I complained about the cold all winter long, now I’m complaining about the heat. Isn’t there some place on this entire planet that’s livable all year round? Some place where it’s comfortable in the summer and winter, not too hot, not too cold – some place that is just right? Of course there is, Goldilocks, but you have to be a multi-millionaire to live there. Normal working stiffs, however, have as much of a chance of living on the beach in San Diego or Kauai as Paris Hilton has of winning the Nobel Prize for chemistry.
The rest of us are stuck in places where it is too hot in the summer and too cold in the winter. Or too cold or too hot all the time. Everyone tries to convince themselves that it’s not so bad, that they would never live anywhere else because there is no place like home. I talk to people all the time who say they would never move to Florida or Arizona. “We’re not Florida people,” they say. “We like the four seasons.” I run into them a year later and they’re as tan as Louis Vuitton bag and they’ve bought a place in Sarasota or Tempe.
“I thought you weren’t snowbird people?”
“Oh, we didn’t move for the weather. We just want to be close to the grandkids.”
“But your grandkids live in Winnipeg.”
“Yes, now they have a place to come visit us in the winter.”
My cousin Louise calls me from Saute Pan Valley in the middle of the Southwestern desert where she lives year round. She says it’s really not so bad in the summer.
“It’s not the heat, it’s the humidity.”
I hate to break it to her, but it is the heat. Trust me, you can burn a tray of cookies to a flaming crisp in a very dry heat. I did use a pitcher of humidity to put them out, though.
Saute Pan Valley is east of Near Death Valley and south of Heat Stroke Valley. There is no water within 500 miles in any direction. It was founded in 1992 and now has a population of 250,000.
Since the weather is wonderful in the Saute Pan Valley from October to March, Louise has brainwashed herself into thinking it’s also wonderful in July. It is not, unless you are a Gila monster or a roadrunner. Louise used to be a blonde from Wisconsin who had skin the color of a Band Aid. After living in Phoenix for 10 years, she’s more the color of crispy bacon fat. She doesn’t seem to notice difference.
“Haven’t you ever heard of sunscreen?” I asked.
“I’m their biggest customer,” she said. “I buy it by the gallon. Otherwise my skin would be as tough as a cowhand’s.” Yeah, not smooth like beef jerky the way it is now.
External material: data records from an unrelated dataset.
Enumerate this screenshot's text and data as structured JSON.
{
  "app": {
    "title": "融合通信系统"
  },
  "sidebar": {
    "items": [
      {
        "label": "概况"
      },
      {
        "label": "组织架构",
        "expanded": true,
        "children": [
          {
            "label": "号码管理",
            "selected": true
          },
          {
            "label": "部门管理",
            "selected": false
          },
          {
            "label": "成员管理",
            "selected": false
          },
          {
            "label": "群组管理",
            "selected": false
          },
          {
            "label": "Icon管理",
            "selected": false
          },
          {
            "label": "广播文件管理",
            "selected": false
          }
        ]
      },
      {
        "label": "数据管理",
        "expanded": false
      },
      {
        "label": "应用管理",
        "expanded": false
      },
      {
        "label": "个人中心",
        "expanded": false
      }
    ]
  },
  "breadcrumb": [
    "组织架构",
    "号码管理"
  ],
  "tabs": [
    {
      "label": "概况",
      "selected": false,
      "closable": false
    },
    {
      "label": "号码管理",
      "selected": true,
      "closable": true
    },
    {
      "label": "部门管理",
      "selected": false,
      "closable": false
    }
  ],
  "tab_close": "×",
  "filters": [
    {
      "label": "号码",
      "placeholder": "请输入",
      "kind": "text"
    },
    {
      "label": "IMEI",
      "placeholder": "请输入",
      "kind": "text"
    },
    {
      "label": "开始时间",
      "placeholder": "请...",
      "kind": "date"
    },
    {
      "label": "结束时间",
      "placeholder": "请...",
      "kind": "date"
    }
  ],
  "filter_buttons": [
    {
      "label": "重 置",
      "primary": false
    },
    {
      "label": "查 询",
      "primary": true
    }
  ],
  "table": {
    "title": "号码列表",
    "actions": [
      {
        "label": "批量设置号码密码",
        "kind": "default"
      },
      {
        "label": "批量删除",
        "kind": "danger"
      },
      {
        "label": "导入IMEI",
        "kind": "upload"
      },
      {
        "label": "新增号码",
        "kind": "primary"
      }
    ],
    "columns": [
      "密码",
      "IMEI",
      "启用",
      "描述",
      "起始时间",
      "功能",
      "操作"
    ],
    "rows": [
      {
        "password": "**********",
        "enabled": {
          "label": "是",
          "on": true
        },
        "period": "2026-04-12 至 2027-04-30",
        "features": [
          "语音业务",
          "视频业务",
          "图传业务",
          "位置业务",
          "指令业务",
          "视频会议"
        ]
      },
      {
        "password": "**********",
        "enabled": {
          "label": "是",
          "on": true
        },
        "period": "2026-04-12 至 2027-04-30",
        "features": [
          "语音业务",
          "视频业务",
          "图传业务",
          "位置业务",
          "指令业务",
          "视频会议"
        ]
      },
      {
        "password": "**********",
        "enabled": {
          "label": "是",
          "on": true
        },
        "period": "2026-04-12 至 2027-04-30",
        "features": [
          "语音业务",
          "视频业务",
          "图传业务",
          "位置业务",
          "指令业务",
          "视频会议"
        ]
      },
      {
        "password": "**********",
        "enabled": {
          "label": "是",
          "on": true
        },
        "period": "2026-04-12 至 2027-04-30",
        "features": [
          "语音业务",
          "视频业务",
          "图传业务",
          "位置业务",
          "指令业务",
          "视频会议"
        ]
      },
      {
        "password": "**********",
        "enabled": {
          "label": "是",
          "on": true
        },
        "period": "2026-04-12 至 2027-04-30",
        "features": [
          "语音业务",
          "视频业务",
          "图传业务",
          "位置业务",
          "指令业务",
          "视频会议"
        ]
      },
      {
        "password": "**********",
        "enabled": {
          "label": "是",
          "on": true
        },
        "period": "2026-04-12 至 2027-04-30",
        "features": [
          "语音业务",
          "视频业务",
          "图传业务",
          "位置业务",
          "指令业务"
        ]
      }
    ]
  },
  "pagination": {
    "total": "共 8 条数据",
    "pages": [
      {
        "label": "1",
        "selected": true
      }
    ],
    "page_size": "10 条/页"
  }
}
The good news is that she doesn’t have to file her nails anymore. Just scratching the back of her neck a few times a week must keep them smooth and snag free.
I won’t bring up the time she burned the back of her thighs sliding onto a hot car seat while wearing shorts. We pretend not to notice the skin grafts. For weeks her car smelled like there was someone grilling a steak in the back seat. She’s started keep a cooler with ice in the car so any fresh food she buys wouldn’t cook between the time she turns the key and they time the air conditioning kicks in. In those 35 seconds, butter could melt, milk could curdle, lettuce could wilt. For six months she dashes from her door to the car before the sun can hammer her into the ground.
But when she calls me to wish me Merry Christmas from deck of her pool, when she tells me she’s grilling hamburgers outdoors in February while I’m watching the snowplow go by, when I realize she’s using sunscreen in March, I start to wonder how much I really like four seasons. Maybe two is enough.
Jim Mullen is the author of “It Takes a Village Idiot: Complicating the Simple Life” and “Baby’s First Tattoo.” You can reach him at firstname.lastname@example.org
Copyright 2008, Newspaper Enterprise Assn.